Website and app data records:
□ □ □
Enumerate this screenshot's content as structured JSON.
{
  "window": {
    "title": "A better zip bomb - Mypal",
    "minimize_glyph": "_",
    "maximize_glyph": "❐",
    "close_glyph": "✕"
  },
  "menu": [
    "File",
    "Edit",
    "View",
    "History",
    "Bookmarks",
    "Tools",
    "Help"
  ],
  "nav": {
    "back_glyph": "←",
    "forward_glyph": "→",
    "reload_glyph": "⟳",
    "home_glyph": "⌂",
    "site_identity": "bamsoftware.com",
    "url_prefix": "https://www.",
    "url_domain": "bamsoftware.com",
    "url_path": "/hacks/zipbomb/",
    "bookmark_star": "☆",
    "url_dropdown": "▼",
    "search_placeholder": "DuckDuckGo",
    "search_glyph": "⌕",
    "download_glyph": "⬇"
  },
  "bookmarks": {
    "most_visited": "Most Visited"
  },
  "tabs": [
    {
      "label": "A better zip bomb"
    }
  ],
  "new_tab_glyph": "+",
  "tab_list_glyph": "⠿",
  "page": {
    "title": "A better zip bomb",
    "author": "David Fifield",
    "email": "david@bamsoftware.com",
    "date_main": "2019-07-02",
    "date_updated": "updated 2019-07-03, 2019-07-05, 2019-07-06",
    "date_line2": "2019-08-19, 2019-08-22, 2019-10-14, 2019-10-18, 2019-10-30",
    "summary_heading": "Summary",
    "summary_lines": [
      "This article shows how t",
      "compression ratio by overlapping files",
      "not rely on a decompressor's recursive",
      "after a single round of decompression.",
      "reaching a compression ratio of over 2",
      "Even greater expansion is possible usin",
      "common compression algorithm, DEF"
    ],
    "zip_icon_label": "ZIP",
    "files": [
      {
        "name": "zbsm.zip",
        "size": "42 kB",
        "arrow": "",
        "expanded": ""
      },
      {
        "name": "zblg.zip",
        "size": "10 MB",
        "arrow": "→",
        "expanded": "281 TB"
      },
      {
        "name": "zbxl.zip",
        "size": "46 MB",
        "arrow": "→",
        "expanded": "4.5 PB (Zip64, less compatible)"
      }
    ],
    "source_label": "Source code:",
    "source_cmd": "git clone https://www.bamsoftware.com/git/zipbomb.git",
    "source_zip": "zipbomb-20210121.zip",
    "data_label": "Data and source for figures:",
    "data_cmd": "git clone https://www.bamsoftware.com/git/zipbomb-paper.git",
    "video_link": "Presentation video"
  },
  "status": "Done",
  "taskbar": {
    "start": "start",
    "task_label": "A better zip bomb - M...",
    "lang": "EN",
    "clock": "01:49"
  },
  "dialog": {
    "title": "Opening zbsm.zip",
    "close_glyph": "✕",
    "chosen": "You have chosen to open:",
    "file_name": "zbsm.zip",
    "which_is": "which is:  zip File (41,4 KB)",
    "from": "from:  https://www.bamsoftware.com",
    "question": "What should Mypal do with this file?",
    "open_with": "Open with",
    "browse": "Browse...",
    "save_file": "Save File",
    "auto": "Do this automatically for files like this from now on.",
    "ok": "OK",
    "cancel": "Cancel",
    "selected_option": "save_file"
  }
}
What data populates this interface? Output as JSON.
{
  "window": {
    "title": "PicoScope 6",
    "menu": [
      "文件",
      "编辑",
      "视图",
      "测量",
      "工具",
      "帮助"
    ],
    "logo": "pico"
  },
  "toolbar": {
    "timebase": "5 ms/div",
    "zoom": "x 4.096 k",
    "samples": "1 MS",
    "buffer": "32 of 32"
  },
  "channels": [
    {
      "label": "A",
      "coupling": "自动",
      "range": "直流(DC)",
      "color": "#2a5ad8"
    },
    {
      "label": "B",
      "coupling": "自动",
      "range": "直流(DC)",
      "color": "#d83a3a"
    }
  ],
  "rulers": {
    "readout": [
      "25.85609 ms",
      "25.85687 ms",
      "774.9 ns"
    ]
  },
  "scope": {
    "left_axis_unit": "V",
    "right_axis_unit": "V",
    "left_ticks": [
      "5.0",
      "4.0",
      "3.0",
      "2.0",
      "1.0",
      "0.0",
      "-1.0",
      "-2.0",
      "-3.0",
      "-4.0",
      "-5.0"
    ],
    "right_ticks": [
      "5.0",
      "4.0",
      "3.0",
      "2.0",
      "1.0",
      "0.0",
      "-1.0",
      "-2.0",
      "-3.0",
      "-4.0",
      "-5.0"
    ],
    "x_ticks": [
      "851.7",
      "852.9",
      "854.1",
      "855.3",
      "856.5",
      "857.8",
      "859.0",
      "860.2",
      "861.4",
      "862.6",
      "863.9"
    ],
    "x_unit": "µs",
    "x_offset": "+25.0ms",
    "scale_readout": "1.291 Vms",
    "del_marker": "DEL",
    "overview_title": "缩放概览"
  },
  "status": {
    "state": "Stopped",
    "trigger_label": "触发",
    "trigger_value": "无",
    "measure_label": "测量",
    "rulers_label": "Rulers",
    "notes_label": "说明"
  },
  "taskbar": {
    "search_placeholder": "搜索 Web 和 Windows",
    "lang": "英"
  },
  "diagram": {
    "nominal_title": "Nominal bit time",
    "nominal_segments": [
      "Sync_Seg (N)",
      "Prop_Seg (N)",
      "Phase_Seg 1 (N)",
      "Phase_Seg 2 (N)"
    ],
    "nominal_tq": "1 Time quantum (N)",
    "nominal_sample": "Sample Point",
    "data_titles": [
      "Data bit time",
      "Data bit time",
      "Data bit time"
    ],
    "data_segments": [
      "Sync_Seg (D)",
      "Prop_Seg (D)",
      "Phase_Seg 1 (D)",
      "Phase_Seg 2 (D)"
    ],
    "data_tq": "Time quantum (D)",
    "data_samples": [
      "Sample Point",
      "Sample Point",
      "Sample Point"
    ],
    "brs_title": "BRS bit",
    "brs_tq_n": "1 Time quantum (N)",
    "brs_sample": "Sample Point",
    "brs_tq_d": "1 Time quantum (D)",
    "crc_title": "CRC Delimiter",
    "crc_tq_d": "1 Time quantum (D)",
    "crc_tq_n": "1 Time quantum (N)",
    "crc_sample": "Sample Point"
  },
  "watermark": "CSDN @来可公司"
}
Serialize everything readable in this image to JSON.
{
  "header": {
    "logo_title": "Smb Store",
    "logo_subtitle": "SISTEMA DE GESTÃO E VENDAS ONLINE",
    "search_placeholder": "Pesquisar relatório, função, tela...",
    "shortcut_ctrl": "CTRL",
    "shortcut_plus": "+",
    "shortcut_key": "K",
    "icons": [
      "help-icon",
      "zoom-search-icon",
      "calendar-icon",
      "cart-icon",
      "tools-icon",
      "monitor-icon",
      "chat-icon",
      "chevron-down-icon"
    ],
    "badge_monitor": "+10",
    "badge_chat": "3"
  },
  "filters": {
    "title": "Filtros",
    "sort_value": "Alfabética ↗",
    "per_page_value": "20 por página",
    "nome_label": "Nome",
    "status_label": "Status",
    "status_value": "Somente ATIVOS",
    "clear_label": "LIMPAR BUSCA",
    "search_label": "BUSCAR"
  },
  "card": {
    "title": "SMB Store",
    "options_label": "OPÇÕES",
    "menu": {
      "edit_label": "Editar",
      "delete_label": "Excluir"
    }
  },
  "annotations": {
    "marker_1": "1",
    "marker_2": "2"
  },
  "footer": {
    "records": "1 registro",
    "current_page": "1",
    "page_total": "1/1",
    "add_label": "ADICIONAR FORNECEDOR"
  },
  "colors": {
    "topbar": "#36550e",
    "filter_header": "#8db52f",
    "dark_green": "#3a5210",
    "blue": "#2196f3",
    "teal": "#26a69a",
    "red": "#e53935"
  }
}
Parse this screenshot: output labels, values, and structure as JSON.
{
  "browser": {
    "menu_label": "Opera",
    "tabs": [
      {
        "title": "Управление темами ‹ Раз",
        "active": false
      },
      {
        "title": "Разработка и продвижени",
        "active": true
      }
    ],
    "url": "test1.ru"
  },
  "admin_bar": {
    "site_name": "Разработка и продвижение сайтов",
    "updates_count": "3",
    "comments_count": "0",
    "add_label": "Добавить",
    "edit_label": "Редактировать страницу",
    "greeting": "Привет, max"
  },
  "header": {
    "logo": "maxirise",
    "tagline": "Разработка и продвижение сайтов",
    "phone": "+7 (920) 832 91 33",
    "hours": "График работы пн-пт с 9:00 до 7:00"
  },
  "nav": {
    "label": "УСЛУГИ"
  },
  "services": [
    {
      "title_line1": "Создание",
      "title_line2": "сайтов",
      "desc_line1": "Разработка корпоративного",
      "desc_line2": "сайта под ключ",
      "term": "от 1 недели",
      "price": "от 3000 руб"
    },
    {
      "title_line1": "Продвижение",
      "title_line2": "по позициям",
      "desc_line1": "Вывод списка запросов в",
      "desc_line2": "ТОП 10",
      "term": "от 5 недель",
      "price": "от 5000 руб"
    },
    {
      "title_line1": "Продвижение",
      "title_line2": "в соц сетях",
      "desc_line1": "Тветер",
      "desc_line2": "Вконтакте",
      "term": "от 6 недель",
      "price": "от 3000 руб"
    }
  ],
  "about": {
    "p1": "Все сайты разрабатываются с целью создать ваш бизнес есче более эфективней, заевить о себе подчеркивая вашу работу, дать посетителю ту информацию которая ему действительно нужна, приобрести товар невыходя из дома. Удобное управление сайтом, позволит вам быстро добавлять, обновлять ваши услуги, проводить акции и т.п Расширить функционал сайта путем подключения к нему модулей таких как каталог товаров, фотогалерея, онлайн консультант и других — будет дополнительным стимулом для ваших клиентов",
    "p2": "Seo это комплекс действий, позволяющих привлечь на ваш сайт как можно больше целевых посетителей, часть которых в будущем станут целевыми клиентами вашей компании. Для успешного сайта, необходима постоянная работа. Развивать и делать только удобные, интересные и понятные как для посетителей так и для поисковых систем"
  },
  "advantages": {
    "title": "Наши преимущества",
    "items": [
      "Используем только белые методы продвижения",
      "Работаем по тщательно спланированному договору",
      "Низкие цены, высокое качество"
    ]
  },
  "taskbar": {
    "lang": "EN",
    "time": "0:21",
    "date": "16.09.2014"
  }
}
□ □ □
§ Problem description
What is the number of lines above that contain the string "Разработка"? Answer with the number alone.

§ Task result
4